Follow the Trail: A Guide to Trail Running

Many of us are on an uphill journey to better ourselves and when regular running doesn’t quite hit the spot, rugged trails might just be the answer. Its appeal is clear: many are attracted to trail running to be surrounded by beautiful views and lose themselves amongst nature. The popularity of ultra racing has boomed since 1996, seeing a 1676% increase in participants. This could be down to the enhanced sense of accomplishment that accompanies such a technical run: it tests and challenges the runner, requiring stamina, discipline and a couple of powerful legs.

Grangers sat down with Stuart Air, avid trail runner and overall adventurer, to pick up some handy tips from a seasoned professional. Stu has taken part in some impressive races, including UTMB (that passes through Italy, Switzerland and France), Tor des Géants (Italy), Hardrock 100 (Colorado) and Diagonale des Fous (Réunion Island). Trail running typically emerges from a love of road running but for Stu, the outdoors has always been the focus. He spent much of his youth climbing in the Peaks, so the surrounding rugged landscape first piqued his interest. During a climbing trip in the Alps, he discovered ultra-distance trail running and the idea of quickly covering vast swathes of technical ground appealed to him. A passion for exploration makes trail running enticing to so many people and Stu soon caught the trail running bug.

When transitioning from road to trail running, Stu stresses that the biggest difference is the unsteady terrain. Ascents and descents are unavoidable in trail running, further challenging the runner by demanding concentration to prevent injury – something you don’t need to worry about as much when running on flat, solid surfaces like roads. If you want to push yourself and give the trails a chance, practice makes perfect. Additionally, because of the varying elevation of typical trail routes, it requires a lot more planning. Stu suggests recceing the route to avoid any potential risks, such as landslips or rockfalls, and make sure to share your route with a loved one – accidents happen, so it’s best to be safe! Taking healthy snacks to boost your energy levels whilst on the trail is a must, along with a map and compass in case you get lost. Check the forecast and dress accordingly; pack layers in case of unexpected cool temperatures (you never know, especially with the British weather!).
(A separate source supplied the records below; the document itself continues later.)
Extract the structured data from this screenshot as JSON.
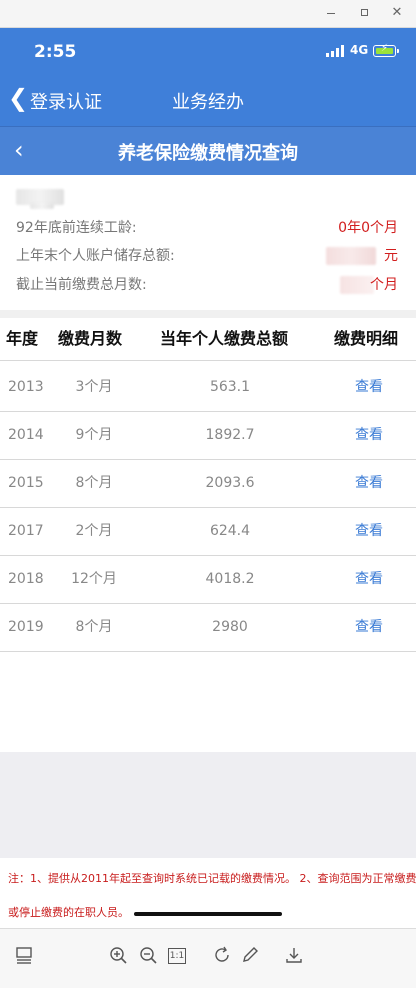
{
  "status_bar": {
    "time": "2:55",
    "network": "4G"
  },
  "nav": {
    "back_label": "登录认证",
    "title": "业务经办"
  },
  "page": {
    "title": "养老保险缴费情况查询"
  },
  "info": {
    "rows": [
      {
        "label": "92年底前连续工龄:",
        "value": "0年0个月"
      },
      {
        "label": "上年末个人账户储存总额:",
        "value": "元"
      },
      {
        "label": "截止当前缴费总月数:",
        "value": "个月"
      }
    ]
  },
  "table": {
    "headers": [
      "年度",
      "缴费月数",
      "当年个人缴费总额",
      "缴费明细"
    ],
    "rows": [
      {
        "year": "2013",
        "months": "3个月",
        "amount": "563.1",
        "link": "查看"
      },
      {
        "year": "2014",
        "months": "9个月",
        "amount": "1892.7",
        "link": "查看"
      },
      {
        "year": "2015",
        "months": "8个月",
        "amount": "2093.6",
        "link": "查看"
      },
      {
        "year": "2017",
        "months": "2个月",
        "amount": "624.4",
        "link": "查看"
      },
      {
        "year": "2018",
        "months": "12个月",
        "amount": "4018.2",
        "link": "查看"
      },
      {
        "year": "2019",
        "months": "8个月",
        "amount": "2980",
        "link": "查看"
      }
    ]
  },
  "note": {
    "line1": "注：1、提供从2011年起至查询时系统已记载的缴费情况。 2、查询范围为正常缴费",
    "line2": "或停止缴费的在职人员。"
  },
  "toolbar": {
    "icons": [
      "layout-icon",
      "zoom-in-icon",
      "zoom-out-icon",
      "actual-size-icon",
      "rotate-icon",
      "edit-icon",
      "download-icon"
    ],
    "actual_size_label": "1:1"
  },
  "colors": {
    "primary_blue": "#3f7fd9",
    "header_blue": "#4a83d6",
    "alert_red": "#d21e1e",
    "link_blue": "#3a7bd5"
  }
}
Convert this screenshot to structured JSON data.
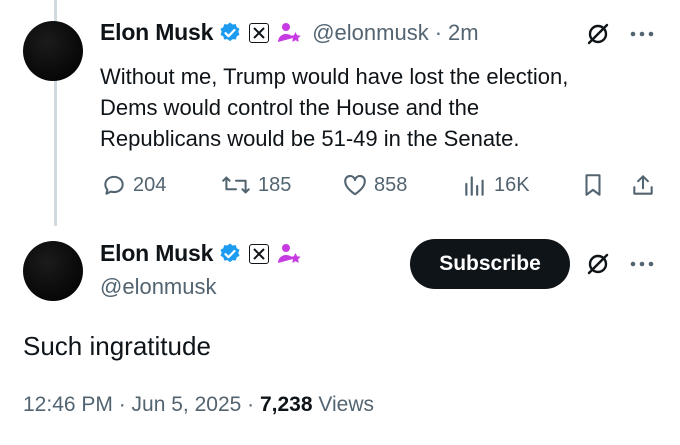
{
  "reply_tweet": {
    "display_name": "Elon Musk",
    "handle": "@elonmusk",
    "separator": "·",
    "time": "2m",
    "text_lines": [
      "Without me, Trump would have lost the election,",
      "Dems would control the House and the",
      "Republicans would be 51-49 in the Senate."
    ],
    "actions": {
      "replies": "204",
      "reposts": "185",
      "likes": "858",
      "views": "16K"
    }
  },
  "main_tweet": {
    "display_name": "Elon Musk",
    "handle": "@elonmusk",
    "subscribe_label": "Subscribe",
    "text": "Such ingratitude",
    "timestamp": "12:46 PM · Jun 5, 2025 · ",
    "views_count": "7,238",
    "views_label": " Views"
  },
  "colors": {
    "verified": "#1d9bf0",
    "affiliation": "#c73be3",
    "muted": "#536471",
    "text": "#0f1419"
  },
  "icons": [
    "verified-badge-icon",
    "x-logo-icon",
    "affiliation-icon",
    "grok-icon",
    "more-icon",
    "reply-icon",
    "repost-icon",
    "like-icon",
    "views-icon",
    "bookmark-icon",
    "share-icon"
  ]
}
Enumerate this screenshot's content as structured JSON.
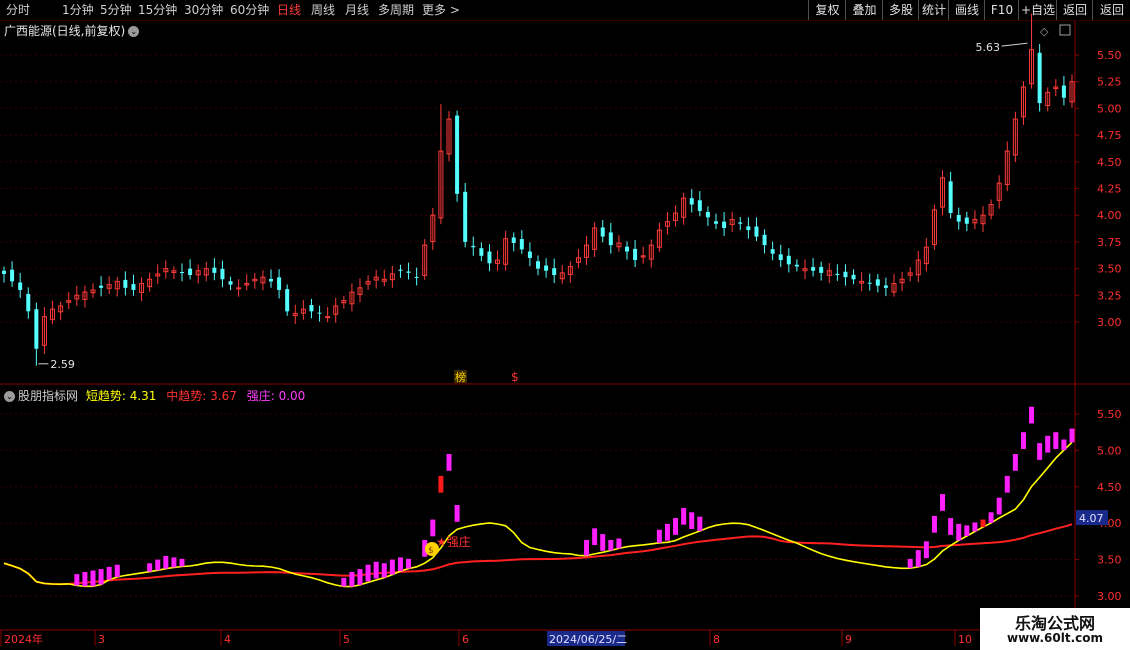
{
  "toolbar": {
    "periods": [
      "分时",
      "1分钟",
      "5分钟",
      "15分钟",
      "30分钟",
      "60分钟",
      "日线",
      "周线",
      "月线",
      "多周期",
      "更多 >"
    ],
    "active_period": "日线",
    "buttons": [
      "复权",
      "叠加",
      "多股",
      "统计",
      "画线",
      "F10",
      "+自选",
      "返回"
    ]
  },
  "main_chart": {
    "title": "广西能源(日线,前复权)",
    "price_ticks": [
      "5.50",
      "5.25",
      "5.00",
      "4.75",
      "4.50",
      "4.25",
      "4.00",
      "3.75",
      "3.50",
      "3.25",
      "3.00"
    ],
    "max_label": "5.63",
    "min_label": "2.59",
    "markers": [
      {
        "text": "榜",
        "color": "#ffd200"
      },
      {
        "text": "$",
        "color": "#ff3030"
      }
    ]
  },
  "indicator": {
    "name": "股朋指标网",
    "short_label": "短趋势:",
    "short_value": "4.31",
    "mid_label": "中趋势:",
    "mid_value": "3.67",
    "strong_label": "强庄:",
    "strong_value": "0.00",
    "ticks": [
      "5.50",
      "5.00",
      "4.50",
      "4.00",
      "3.50",
      "3.00"
    ],
    "current_value_tag": "4.07",
    "signal_label": "★强庄",
    "colors": {
      "short": "#ffff00",
      "mid": "#ff2020",
      "strong": "#ff20ff"
    }
  },
  "date_axis": {
    "labels": [
      "2024年",
      "3",
      "4",
      "5",
      "6",
      "2024/06/25/二",
      "8",
      "9",
      "10"
    ]
  },
  "watermark": {
    "line1": "乐淘公式网",
    "line2": "www.60lt.com"
  },
  "chart_data": {
    "type": "candlestick",
    "x_label": "date",
    "y_ticks": [
      3.0,
      3.25,
      3.5,
      3.75,
      4.0,
      4.25,
      4.5,
      4.75,
      5.0,
      5.25,
      5.5
    ],
    "ylim": [
      2.75,
      5.75
    ],
    "annotations": {
      "max": 5.63,
      "min": 2.59
    },
    "candles_close": [
      3.45,
      3.38,
      3.3,
      3.1,
      2.75,
      3.05,
      3.12,
      3.15,
      3.2,
      3.25,
      3.28,
      3.3,
      3.32,
      3.35,
      3.38,
      3.32,
      3.3,
      3.36,
      3.4,
      3.45,
      3.5,
      3.48,
      3.46,
      3.44,
      3.48,
      3.5,
      3.46,
      3.4,
      3.35,
      3.32,
      3.36,
      3.4,
      3.42,
      3.38,
      3.3,
      3.1,
      3.08,
      3.12,
      3.1,
      3.08,
      3.05,
      3.15,
      3.2,
      3.28,
      3.32,
      3.38,
      3.42,
      3.4,
      3.45,
      3.48,
      3.46,
      3.42,
      3.72,
      4.0,
      4.6,
      4.9,
      4.2,
      3.75,
      3.7,
      3.62,
      3.55,
      3.58,
      3.78,
      3.74,
      3.68,
      3.6,
      3.5,
      3.48,
      3.44,
      3.46,
      3.52,
      3.6,
      3.72,
      3.88,
      3.8,
      3.72,
      3.74,
      3.66,
      3.58,
      3.62,
      3.72,
      3.86,
      3.94,
      4.02,
      4.16,
      4.1,
      4.04,
      3.98,
      3.92,
      3.88,
      3.96,
      3.92,
      3.86,
      3.8,
      3.72,
      3.64,
      3.58,
      3.54,
      3.52,
      3.5,
      3.48,
      3.46,
      3.48,
      3.44,
      3.42,
      3.4,
      3.38,
      3.36,
      3.34,
      3.32,
      3.36,
      3.4,
      3.46,
      3.58,
      3.7,
      4.05,
      4.35,
      4.02,
      3.94,
      3.92,
      3.96,
      4.0,
      4.1,
      4.3,
      4.6,
      4.9,
      5.2,
      5.55,
      5.05,
      5.15,
      5.2,
      5.1,
      5.25
    ],
    "indicator": {
      "short_trend_last": 4.31,
      "mid_trend_last": 3.67,
      "strong_last": 0.0
    }
  }
}
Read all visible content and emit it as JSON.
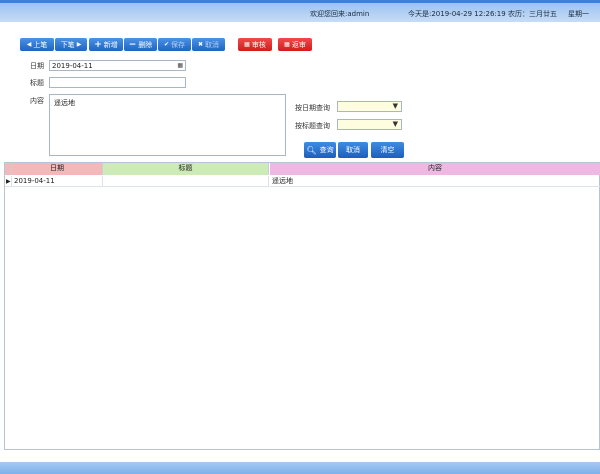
{
  "header": {
    "welcome": "欢迎您回来:admin",
    "today": "今天是:2019-04-29 12:26:19",
    "lunar": "农历：三月廿五",
    "weekday": "星期一"
  },
  "toolbar": {
    "prev": "上笔",
    "next": "下笔",
    "add": "新增",
    "delete": "删除",
    "save": "保存",
    "cancel": "取消",
    "audit": "审核",
    "unaudit": "返审"
  },
  "form": {
    "date_label": "日期",
    "date_value": "2019-04-11",
    "title_label": "标题",
    "title_value": "",
    "content_label": "内容",
    "content_value": "遥远地"
  },
  "search": {
    "by_date_label": "按日期查询",
    "by_title_label": "按标题查询",
    "query_button": "查询",
    "cancel_button": "取消",
    "clear_button": "清空"
  },
  "grid": {
    "columns": [
      "日期",
      "标题",
      "内容"
    ],
    "column_colors": [
      "#f4b8b8",
      "#cdebb6",
      "#efb8e2"
    ],
    "rows": [
      [
        "2019-04-11",
        "",
        "遥远地"
      ]
    ]
  }
}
If you’re already a keen trail runner and fancy getting involved competitively, Stu believes that training is vital when preparing for a race. He recommends replicating the route’s profile to the best of your ability, including ascents, descents and vertical gain. Not only will this get your muscles used to the slog ahead but it will make your run easier, helping to prepare your lungs and legs. Nutrition is something to plan and stick to as well. Lean protein (fish, poultry, beans, etc.), fruit and veg, healthy fats and healthy carbs should make up the diet of a long-distance runner.

Before heading out on your trail run, you need to ensure your kit is performing. Investing in comfortable, breathable technical kit is only a small part of ensuring you’re protected whilst out on the trail. Stu emphasises the importance of aftercare and its ability to restore durable water repellency (DWR) to waterproof gear to keep him safe, warm and dry.  A lot of people don’t realise that waterproofs don’t stay waterproof. Dirt and general wear and tear can negatively impact an item’s DWR, preventing its ability to repel water. It’s crucial to maintain them by cleaning and reproofing. Stu swears by Grangers to treat his technical clothing. He relies on Active Wash to keep his kit fresh and Wash + Repel Clothing 2 in 1 is a Stu-staple, saving him time, energy and water by cleaning and reproofing his gear in one wash. 

It may seem daunting but trail running is one of the most rewarding outdoor activities you can do, developing your body and training your mind to achieve the task at hand. Many of us are constantly challenging ourselves to go further, work harder and run faster, so when you want to level up your running game, follow the trail.